Plugin Basics

[display-posts post_type="content" id="3672" include_content=true include_title=false wrapper="div" wrapper_class=""]

Plugin Basics

Getting Started #

In the example above, ‘vi’ is the editor. Use the editor that is comfortable for you.

Now that you’re editing your new plugin, you need a name for it. The lines below are all you need for WordPress to recognize your plugin.

Plugin Name: Handbook Example

After you save the file, you should be able to see your plugin listed in your WordPress site. Log in to your WordPress site, and click Plugin on the left nav of your WordPress Admin. You should now see your new plugin!

Sometimes a plugin you create is just for your site. Usually though, you’ll want to share your new plugin with the rest of the WordPress community. As part of the standard Plugin Header, you specify a license. This lets the user know how they can use your code. To maintain compatibility with WordPress core, it is recommended that you pick a license that works with GNU General Public License (GPLv2+).

There are more values you can add to your Plugin Header which will help its display in your WordPress Admin. If you’re planning on submitting to though, you’ll need to follow the WordPress Plugin Header Requirements.

Top ↑

Hooks: Actions and Filters #

There are hooks sprinkled throughout WordPress core. WordPress hooks allow you to tap into WordPress at specific points to change how WordPress behaves without editing any core files.

There are two types of hooks within WordPress: actions and filters. Actions allow you to add or change WordPress functionality, while filters allow you to filter, or change, content as it is loaded.

Hooks are not just for plugin developers; hooks are used extensively to provide default functionality by WordPress core itself. Other hooks are unused place holders that are simply available for you to tap into when you need to alter how WordPress works. This is what makes WordPress so flexible.

Two of the hooks you’ll need when creating a plugin are the register_activation_hook() and the register_uninstall_hook() hooks. The activation hook runs when you activate a plugin. You would use this to provide a function to set up your plugin — for example, creating some default settings in the wp_options table. The uninstall hook is used to clean up after your plugin. This runs after the deactivation hook, and deletes the plugin from the user’s WordPress installation.

Additionally, you can add hooks throughout your plugin codebase with do_action, which will enable developers to extend your plugin by passing functions through your hooks.

Adding functions to hooks isn’t the only thing you can do. You can also use remove_action to remove a function that was defined earlier. For example, if your plugin is an add-on to another plugin, you can use remove_action with the same function callback that was added by the previous plugin with add_action. The priority of actions is important in these situations, as remove_action would need to run after the initial add_action.

You should be careful when removing an action from a hook, as well as when altering priorities, because it can be difficult to see how these changes will affect other interactions with the same hook. We highly recommend testing frequently.

You can learn more about creating hooks and interacting with them in the Hooks & Filters section of this handbook.

Top ↑

Use WordPress APIs #

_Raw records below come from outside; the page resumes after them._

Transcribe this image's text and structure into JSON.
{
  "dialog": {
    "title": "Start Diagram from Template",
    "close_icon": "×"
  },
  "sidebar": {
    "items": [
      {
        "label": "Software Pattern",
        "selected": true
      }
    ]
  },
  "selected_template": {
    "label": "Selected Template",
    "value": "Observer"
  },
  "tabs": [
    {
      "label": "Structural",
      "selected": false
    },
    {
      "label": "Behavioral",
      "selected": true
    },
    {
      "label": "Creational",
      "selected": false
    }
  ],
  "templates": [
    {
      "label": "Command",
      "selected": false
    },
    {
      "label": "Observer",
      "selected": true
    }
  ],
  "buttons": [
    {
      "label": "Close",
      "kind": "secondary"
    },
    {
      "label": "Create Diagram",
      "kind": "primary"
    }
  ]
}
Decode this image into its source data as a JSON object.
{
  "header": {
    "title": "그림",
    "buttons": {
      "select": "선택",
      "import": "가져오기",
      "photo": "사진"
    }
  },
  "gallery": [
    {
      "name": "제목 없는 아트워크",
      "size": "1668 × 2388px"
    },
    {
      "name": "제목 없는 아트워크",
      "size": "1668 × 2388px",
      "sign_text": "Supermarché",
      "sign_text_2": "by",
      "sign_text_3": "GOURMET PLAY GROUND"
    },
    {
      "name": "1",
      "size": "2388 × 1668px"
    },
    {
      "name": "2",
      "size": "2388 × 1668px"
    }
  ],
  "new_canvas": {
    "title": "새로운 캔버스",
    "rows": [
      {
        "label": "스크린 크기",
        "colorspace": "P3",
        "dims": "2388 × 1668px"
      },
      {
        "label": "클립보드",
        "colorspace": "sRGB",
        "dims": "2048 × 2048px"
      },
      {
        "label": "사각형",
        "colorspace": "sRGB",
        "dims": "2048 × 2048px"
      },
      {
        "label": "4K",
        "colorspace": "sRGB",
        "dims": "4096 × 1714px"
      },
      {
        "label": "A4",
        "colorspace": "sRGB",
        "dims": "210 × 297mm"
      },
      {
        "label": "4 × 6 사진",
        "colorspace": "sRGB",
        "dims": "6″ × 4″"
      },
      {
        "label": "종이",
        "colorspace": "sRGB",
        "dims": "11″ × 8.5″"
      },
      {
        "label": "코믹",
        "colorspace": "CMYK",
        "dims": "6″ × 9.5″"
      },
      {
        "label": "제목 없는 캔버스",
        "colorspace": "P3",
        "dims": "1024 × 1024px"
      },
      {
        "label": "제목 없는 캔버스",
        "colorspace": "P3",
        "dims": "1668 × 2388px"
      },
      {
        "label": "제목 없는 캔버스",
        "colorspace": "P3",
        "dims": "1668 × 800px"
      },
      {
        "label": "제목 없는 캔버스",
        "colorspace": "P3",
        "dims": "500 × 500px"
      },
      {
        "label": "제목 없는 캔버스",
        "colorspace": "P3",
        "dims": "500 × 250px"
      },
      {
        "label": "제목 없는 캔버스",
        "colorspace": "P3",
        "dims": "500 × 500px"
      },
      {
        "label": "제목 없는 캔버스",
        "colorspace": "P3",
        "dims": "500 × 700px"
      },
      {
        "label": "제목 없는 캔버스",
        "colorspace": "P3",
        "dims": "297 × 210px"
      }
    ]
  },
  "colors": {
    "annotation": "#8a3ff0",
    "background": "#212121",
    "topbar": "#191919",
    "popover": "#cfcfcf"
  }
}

Did you know that WordPress provides a number of Application Programming Interfaces (APIs)? These APIs can greatly simplify the code you need to write in your plugins. You don’t want to reinvent the wheel—especially when so many people have done a lot of the work and testing for you. The most common one is the Options API, which makes it easy to store data in the database for your plugin. If you’re thinking of using cURL in your plugin, the HTTP_API might be of interest to you. Since we’re talking about plugins, you’ll want to study the Plugin API. It has a variety of functions that will assist you in developing plugins.

Top ↑

How WordPress Loads Plugins #

When WordPress loads the list of installed plugins, it searches through the plugins folder and sub-folders to find PHP files with plugin headers.  If your entire plugin is just one file like Hello Dolly, it could be located directly in the plugins folder, but more commonly, plugin files will reside in their own folder, named after the plugin.

Skip to toolbar